Its expected release comes after a four year absence
After a lengthy period of stagnation, Silver Quest is finally set for a comeback. The publication, which used to come out at the end of each year, focuses on Magnet-related issues and events. Magnet Coordinator Peter Ostrander has organized a group of writers spanning all grade levels to help in its revitalization.
Silver Quest was first published in 1989 as a way of keeping a record of the students' achievements and activities during their time in Blair's magnet. "It was meant to highlight the work the students did, and as the seniors were going away, it gave them a memento," Ostrander said. "It had where the seniors would be going to school, little pieces about what was happening during that time. Some of the research papers were in there as well."

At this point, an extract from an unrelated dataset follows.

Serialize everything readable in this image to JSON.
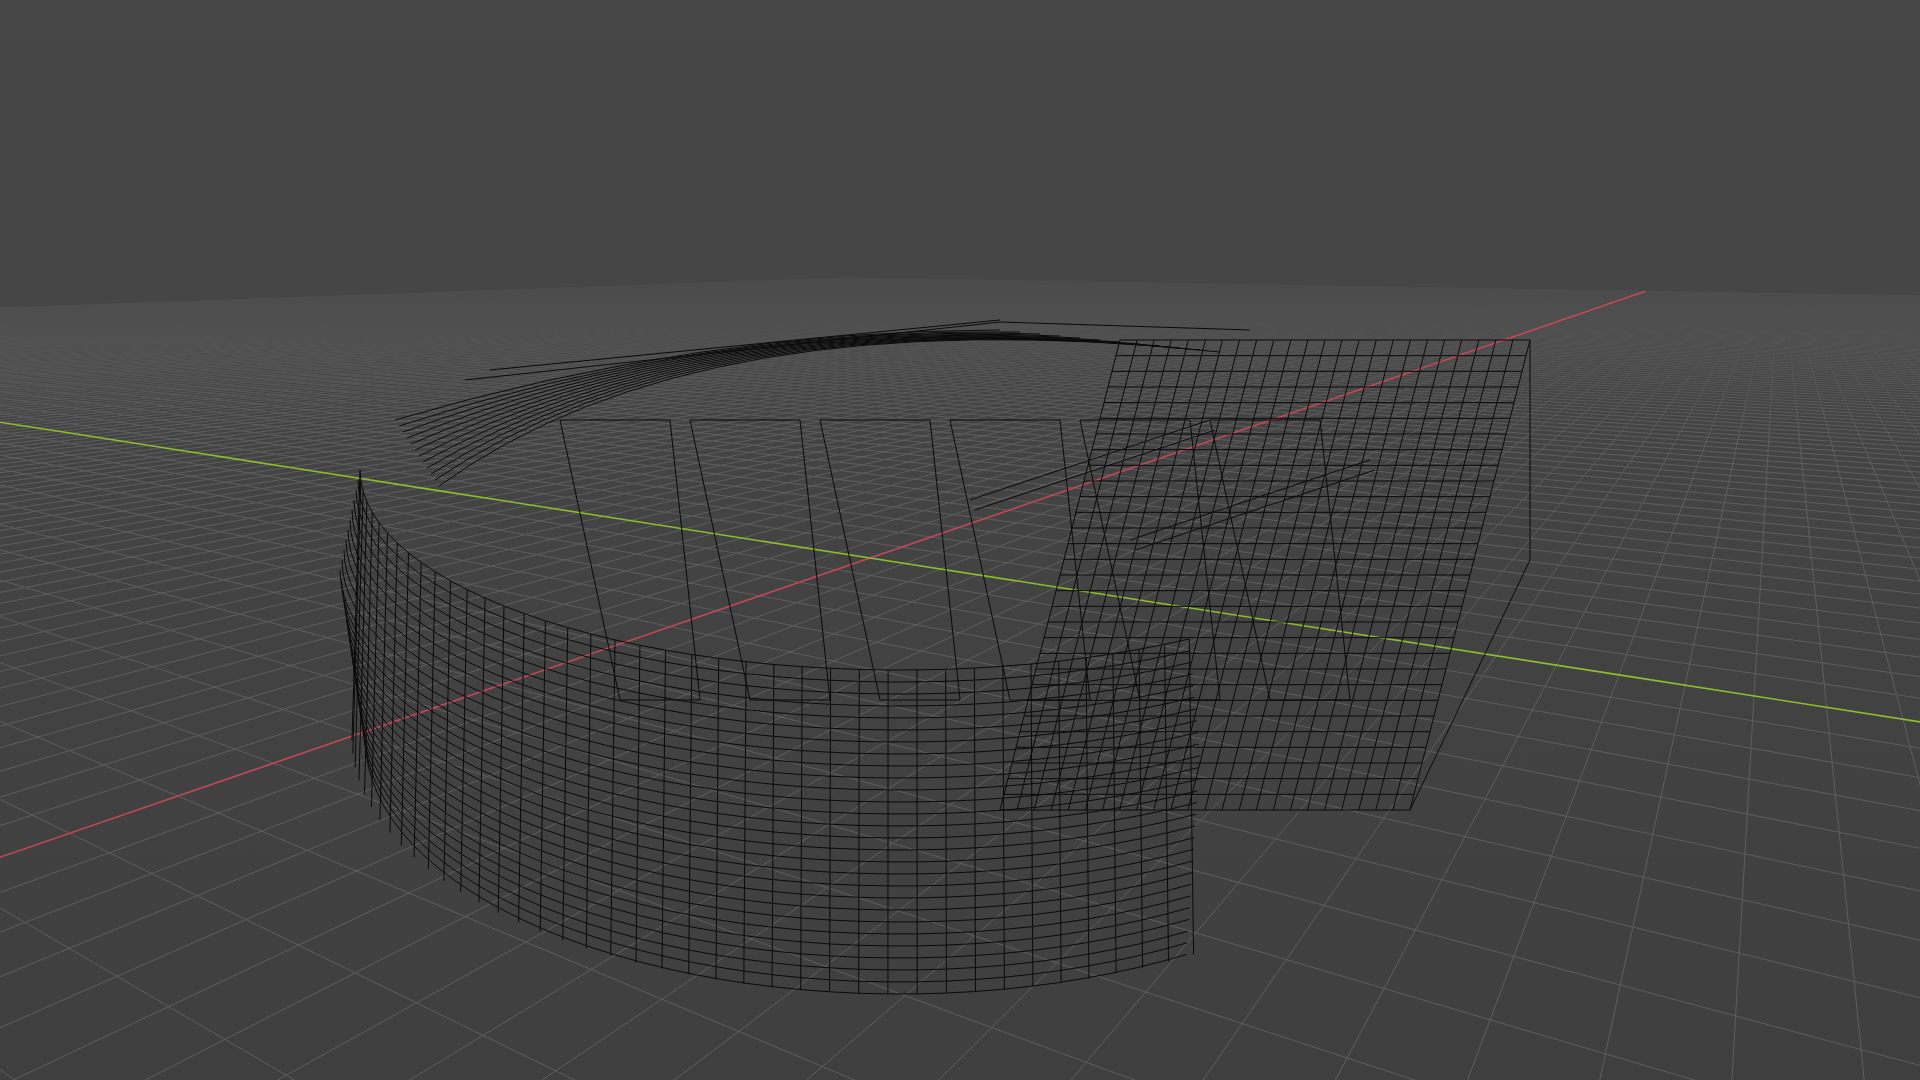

Even though it was at first led by teacher advisors, Silver Quest became largely autonomous, headed by student editors who decided the layout, content and deadlines. Due to this, Silver Quest often shifted in purpose and content from year to year. Some years were filled with teacher features as new staff members joined; others were dominated by research projects. The publication reflected the year's highlights as well as the writers' preferences. "You can see a little bit of history in some of the more recent ones. When there were budget cuts being faced, there were articles about these cuts. It does really speak to the history of the program, what it's about," Ostrander said.
It was the student's autonomy that led to Silver Quest's downfall in 2011; chosen editors would simply hand down their position to people they deemed worthy. "There wasn't really any advisor to maintain it year after year and so the editors were chosen by the previous staff," Ostrander said. "What eventually happened was that there were a couple of years where there were editors chosen but they didn't give us a final product." The lack of something to publish and the decrease in organization led to a period of confusion for Silver Quest. "Last year we didn't even know who the supposed editors were; that's why we decided to formalize it a little bit," Ostrander said.
Hoping to avert the recurring problems, Ostrander explained that there would be consistent staff involvement, at least for a while. "I think that this first year, in my work with the editors, I'll try to impose some of the deadlines," he said.
Computer science teacher Lola Piper views the revival as an opportunity for students to express other skill sets. "This allows some people that are in a literary vein or a writing vein or a publishing vein who can't do the yearbook or the newspaper due to other commitments. This would give them an opportunity to do that in the small compact world of the magnet," Piper said.
A preliminary meeting has already been held and the resulting response of interested writers seems to be a good sign for Silver Quest. The hope is that soon enough the publication will be back to a driven student-run organization. "We're really just trying to reinvigorate it and establish some people that are involved, including some underclassmen," Ostrander said. "Hopefully we'll again start to ease off of adult involvement. That's the idea, we'll see if it works."
Kalin Vassilev. More »